*Web page and app entries:*
────────

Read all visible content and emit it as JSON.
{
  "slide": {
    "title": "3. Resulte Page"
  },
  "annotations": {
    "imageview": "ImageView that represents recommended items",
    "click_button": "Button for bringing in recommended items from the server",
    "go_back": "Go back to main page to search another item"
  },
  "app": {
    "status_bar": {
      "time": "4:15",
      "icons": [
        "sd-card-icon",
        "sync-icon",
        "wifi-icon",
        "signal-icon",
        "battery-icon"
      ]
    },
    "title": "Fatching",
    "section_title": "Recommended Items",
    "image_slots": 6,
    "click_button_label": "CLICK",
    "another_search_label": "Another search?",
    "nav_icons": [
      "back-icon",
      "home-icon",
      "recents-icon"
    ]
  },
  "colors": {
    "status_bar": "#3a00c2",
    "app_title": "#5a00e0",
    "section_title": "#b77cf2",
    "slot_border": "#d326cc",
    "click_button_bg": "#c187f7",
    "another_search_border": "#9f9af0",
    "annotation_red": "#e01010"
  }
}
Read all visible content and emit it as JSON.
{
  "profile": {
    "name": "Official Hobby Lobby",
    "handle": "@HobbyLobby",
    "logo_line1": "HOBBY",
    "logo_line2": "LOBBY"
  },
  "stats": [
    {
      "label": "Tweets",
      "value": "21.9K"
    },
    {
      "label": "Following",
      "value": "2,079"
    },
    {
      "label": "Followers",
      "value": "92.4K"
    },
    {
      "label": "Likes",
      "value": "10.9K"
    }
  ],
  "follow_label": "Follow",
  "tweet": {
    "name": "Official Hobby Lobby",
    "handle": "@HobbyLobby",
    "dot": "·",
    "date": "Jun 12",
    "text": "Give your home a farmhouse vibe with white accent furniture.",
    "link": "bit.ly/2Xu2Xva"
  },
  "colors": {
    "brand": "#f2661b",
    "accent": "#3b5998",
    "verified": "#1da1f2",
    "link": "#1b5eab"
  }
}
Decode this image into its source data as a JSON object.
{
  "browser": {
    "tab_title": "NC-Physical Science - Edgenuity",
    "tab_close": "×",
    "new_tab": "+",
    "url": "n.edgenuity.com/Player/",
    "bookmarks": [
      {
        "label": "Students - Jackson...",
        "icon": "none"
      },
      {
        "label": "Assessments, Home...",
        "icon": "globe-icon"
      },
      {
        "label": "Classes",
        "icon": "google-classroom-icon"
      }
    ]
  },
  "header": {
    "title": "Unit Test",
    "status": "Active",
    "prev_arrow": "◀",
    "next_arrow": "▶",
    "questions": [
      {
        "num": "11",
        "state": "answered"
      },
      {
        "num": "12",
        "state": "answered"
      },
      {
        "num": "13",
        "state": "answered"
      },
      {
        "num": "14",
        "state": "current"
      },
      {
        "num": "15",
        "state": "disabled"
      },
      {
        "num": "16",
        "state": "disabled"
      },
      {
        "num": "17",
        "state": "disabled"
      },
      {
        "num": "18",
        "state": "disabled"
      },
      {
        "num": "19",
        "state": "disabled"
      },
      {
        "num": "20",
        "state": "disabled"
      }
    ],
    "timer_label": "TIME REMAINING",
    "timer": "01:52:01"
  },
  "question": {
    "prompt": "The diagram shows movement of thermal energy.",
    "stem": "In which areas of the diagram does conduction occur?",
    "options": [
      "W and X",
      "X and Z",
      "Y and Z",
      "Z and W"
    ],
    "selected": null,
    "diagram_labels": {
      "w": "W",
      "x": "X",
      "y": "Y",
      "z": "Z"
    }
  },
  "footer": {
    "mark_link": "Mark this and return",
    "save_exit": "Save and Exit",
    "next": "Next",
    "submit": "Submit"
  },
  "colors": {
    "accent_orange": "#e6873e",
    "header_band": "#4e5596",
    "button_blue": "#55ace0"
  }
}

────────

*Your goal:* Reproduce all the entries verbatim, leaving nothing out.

*Output below:*
Read all visible content and emit it as JSON.
{
  "slide": {
    "title": "3. Resulte Page"
  },
  "annotations": {
    "imageview": "ImageView that represents recommended items",
    "click_button": "Button for bringing in recommended items from the server",
    "go_back": "Go back to main page to search another item"
  },
  "app": {
    "status_bar": {
      "time": "4:15",
      "icons": [
        "sd-card-icon",
        "sync-icon",
        "wifi-icon",
        "signal-icon",
        "battery-icon"
      ]
    },
    "title": "Fatching",
    "section_title": "Recommended Items",
    "image_slots": 6,
    "click_button_label": "CLICK",
    "another_search_label": "Another search?",
    "nav_icons": [
      "back-icon",
      "home-icon",
      "recents-icon"
    ]
  },
  "colors": {
    "status_bar": "#3a00c2",
    "app_title": "#5a00e0",
    "section_title": "#b77cf2",
    "slot_border": "#d326cc",
    "click_button_bg": "#c187f7",
    "another_search_border": "#9f9af0",
    "annotation_red": "#e01010"
  }
}
Read all visible content and emit it as JSON.
{
  "profile": {
    "name": "Official Hobby Lobby",
    "handle": "@HobbyLobby",
    "logo_line1": "HOBBY",
    "logo_line2": "LOBBY"
  },
  "stats": [
    {
      "label": "Tweets",
      "value": "21.9K"
    },
    {
      "label": "Following",
      "value": "2,079"
    },
    {
      "label": "Followers",
      "value": "92.4K"
    },
    {
      "label": "Likes",
      "value": "10.9K"
    }
  ],
  "follow_label": "Follow",
  "tweet": {
    "name": "Official Hobby Lobby",
    "handle": "@HobbyLobby",
    "dot": "·",
    "date": "Jun 12",
    "text": "Give your home a farmhouse vibe with white accent furniture.",
    "link": "bit.ly/2Xu2Xva"
  },
  "colors": {
    "brand": "#f2661b",
    "accent": "#3b5998",
    "verified": "#1da1f2",
    "link": "#1b5eab"
  }
}
Decode this image into its source data as a JSON object.
{
  "browser": {
    "tab_title": "NC-Physical Science - Edgenuity",
    "tab_close": "×",
    "new_tab": "+",
    "url": "n.edgenuity.com/Player/",
    "bookmarks": [
      {
        "label": "Students - Jackson...",
        "icon": "none"
      },
      {
        "label": "Assessments, Home...",
        "icon": "globe-icon"
      },
      {
        "label": "Classes",
        "icon": "google-classroom-icon"
      }
    ]
  },
  "header": {
    "title": "Unit Test",
    "status": "Active",
    "prev_arrow": "◀",
    "next_arrow": "▶",
    "questions": [
      {
        "num": "11",
        "state": "answered"
      },
      {
        "num": "12",
        "state": "answered"
      },
      {
        "num": "13",
        "state": "answered"
      },
      {
        "num": "14",
        "state": "current"
      },
      {
        "num": "15",
        "state": "disabled"
      },
      {
        "num": "16",
        "state": "disabled"
      },
      {
        "num": "17",
        "state": "disabled"
      },
      {
        "num": "18",
        "state": "disabled"
      },
      {
        "num": "19",
        "state": "disabled"
      },
      {
        "num": "20",
        "state": "disabled"
      }
    ],
    "timer_label": "TIME REMAINING",
    "timer": "01:52:01"
  },
  "question": {
    "prompt": "The diagram shows movement of thermal energy.",
    "stem": "In which areas of the diagram does conduction occur?",
    "options": [
      "W and X",
      "X and Z",
      "Y and Z",
      "Z and W"
    ],
    "selected": null,
    "diagram_labels": {
      "w": "W",
      "x": "X",
      "y": "Y",
      "z": "Z"
    }
  },
  "footer": {
    "mark_link": "Mark this and return",
    "save_exit": "Save and Exit",
    "next": "Next",
    "submit": "Submit"
  },
  "colors": {
    "accent_orange": "#e6873e",
    "header_band": "#4e5596",
    "button_blue": "#55ace0"
  }
}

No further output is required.